BEGIN
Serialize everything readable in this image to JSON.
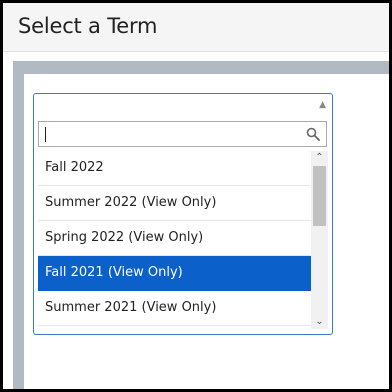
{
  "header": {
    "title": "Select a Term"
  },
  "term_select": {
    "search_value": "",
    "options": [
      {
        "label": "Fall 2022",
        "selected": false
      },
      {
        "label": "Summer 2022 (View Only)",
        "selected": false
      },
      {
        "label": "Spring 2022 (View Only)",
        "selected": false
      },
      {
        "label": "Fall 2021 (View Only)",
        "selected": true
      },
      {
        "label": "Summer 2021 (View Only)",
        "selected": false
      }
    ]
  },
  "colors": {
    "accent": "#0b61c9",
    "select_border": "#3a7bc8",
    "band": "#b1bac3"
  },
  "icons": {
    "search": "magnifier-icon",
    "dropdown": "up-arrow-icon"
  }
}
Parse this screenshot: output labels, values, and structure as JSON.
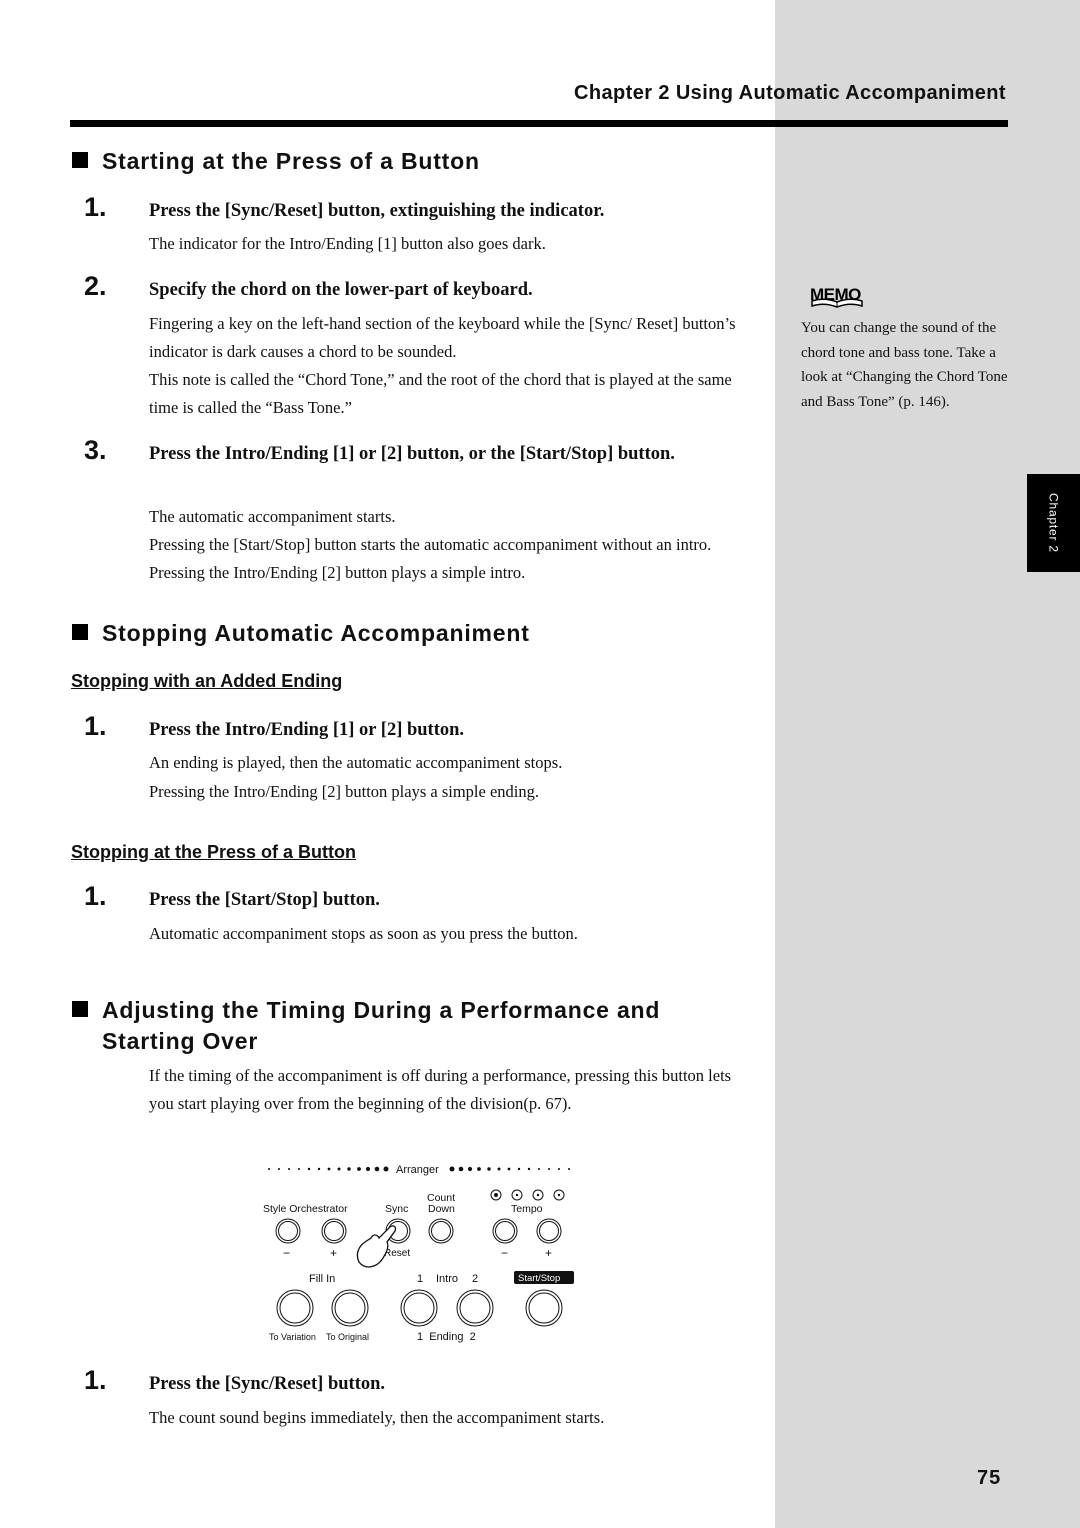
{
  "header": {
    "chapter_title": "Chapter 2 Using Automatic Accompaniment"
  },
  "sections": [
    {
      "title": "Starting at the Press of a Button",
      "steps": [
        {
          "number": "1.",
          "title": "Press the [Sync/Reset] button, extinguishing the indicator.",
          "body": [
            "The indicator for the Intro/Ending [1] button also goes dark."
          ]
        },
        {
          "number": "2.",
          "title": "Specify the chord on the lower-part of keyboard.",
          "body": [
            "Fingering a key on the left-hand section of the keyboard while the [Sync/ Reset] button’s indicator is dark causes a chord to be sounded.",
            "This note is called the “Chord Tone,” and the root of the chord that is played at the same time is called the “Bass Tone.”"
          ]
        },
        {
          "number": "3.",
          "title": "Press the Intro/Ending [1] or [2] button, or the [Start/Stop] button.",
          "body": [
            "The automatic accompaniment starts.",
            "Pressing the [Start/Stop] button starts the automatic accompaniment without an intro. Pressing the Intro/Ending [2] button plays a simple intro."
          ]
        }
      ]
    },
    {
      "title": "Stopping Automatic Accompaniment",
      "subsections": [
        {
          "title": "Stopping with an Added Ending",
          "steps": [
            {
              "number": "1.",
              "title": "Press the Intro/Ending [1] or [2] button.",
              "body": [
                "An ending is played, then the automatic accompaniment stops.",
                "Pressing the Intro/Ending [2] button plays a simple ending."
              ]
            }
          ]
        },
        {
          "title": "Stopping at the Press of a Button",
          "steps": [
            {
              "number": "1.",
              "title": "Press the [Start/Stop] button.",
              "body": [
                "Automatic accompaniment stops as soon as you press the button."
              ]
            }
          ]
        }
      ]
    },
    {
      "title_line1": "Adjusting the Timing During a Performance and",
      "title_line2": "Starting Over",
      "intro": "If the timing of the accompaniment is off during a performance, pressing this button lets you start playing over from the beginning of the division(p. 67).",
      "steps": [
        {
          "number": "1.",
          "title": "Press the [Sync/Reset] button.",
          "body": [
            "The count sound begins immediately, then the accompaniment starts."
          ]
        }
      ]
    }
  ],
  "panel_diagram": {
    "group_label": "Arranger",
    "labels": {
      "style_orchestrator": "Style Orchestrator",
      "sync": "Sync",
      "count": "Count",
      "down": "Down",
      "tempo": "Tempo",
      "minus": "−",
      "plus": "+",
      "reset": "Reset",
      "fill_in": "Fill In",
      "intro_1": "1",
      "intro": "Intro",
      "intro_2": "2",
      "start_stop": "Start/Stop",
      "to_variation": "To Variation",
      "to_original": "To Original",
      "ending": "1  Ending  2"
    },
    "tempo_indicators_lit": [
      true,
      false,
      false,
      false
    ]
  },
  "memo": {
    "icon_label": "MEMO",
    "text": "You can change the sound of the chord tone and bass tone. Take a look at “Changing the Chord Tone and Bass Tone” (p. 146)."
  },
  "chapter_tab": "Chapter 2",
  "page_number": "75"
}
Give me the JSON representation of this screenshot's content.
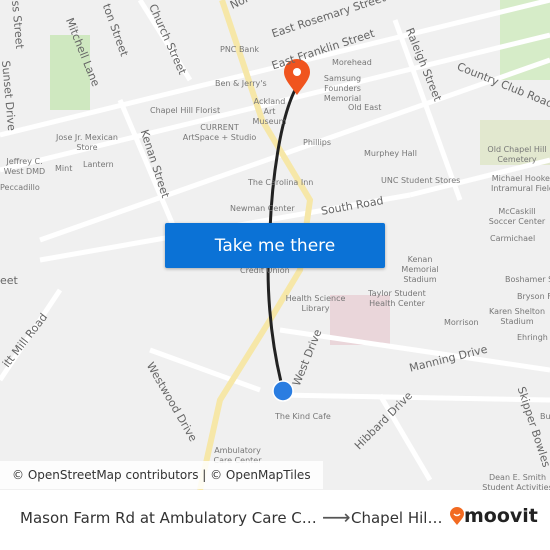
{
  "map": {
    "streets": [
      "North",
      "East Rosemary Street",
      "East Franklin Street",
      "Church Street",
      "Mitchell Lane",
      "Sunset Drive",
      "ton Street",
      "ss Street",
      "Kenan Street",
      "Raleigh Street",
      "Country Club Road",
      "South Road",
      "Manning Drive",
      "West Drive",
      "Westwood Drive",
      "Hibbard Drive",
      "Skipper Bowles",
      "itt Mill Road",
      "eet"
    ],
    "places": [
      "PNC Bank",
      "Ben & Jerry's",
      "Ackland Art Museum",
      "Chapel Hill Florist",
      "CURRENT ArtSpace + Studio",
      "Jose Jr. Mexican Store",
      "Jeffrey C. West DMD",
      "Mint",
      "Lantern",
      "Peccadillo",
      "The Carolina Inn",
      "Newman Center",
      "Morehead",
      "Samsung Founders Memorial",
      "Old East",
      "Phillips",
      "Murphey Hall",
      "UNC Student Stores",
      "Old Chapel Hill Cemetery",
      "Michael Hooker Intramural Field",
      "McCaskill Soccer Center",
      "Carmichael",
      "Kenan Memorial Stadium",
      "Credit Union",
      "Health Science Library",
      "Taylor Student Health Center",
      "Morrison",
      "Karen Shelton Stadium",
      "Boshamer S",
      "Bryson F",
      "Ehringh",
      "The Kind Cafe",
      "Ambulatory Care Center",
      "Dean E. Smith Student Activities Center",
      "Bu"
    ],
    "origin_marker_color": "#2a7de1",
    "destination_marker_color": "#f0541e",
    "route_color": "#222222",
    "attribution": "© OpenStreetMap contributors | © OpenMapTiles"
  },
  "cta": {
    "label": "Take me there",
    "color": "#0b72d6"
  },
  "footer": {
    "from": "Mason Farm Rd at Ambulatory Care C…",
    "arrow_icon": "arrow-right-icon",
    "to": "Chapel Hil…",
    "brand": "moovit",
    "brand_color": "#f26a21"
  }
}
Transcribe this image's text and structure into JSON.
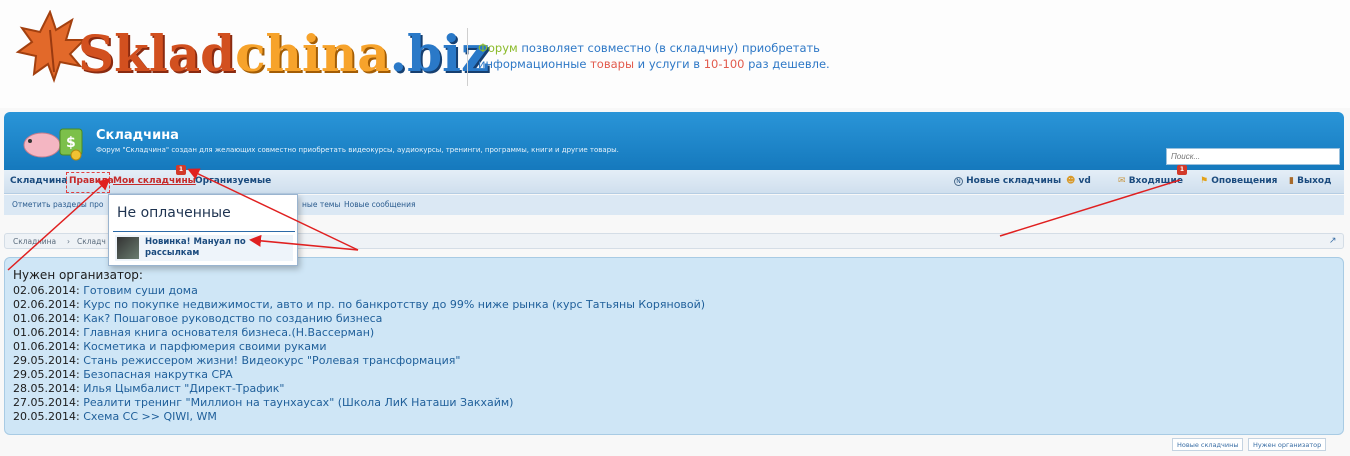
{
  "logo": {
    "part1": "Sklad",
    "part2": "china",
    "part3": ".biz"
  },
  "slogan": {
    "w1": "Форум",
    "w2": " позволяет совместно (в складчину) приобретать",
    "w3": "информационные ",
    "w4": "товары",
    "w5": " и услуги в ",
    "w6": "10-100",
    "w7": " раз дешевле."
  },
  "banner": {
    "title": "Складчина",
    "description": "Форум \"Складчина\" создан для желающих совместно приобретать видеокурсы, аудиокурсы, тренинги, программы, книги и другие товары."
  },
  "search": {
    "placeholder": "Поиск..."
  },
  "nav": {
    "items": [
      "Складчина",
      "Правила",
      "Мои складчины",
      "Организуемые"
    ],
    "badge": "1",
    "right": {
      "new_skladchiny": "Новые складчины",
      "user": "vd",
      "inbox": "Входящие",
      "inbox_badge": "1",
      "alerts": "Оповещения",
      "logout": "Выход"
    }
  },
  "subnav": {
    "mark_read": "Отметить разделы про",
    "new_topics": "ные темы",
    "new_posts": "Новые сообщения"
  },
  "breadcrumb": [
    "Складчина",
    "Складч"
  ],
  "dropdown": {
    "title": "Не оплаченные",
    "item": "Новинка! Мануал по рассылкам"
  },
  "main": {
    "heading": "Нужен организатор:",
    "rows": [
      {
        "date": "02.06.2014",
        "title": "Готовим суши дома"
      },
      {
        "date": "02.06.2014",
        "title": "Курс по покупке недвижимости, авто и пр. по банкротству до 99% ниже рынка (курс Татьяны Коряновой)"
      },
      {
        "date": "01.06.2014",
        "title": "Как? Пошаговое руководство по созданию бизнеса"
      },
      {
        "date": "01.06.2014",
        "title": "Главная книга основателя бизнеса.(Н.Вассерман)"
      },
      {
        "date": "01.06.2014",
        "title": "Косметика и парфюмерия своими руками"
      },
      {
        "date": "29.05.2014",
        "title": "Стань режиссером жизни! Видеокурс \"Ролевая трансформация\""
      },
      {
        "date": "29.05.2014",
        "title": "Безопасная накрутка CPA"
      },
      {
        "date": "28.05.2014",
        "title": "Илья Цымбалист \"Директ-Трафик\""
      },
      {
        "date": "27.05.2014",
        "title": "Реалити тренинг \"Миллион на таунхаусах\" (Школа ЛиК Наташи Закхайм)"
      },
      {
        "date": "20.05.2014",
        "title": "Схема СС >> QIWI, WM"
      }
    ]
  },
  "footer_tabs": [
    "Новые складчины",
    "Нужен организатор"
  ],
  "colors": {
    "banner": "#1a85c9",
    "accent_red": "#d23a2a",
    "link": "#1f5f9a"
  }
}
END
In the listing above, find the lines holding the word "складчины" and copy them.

      "Мои складчины",
      "new_skladchiny": "Новые складчины",
    "Новые складчины",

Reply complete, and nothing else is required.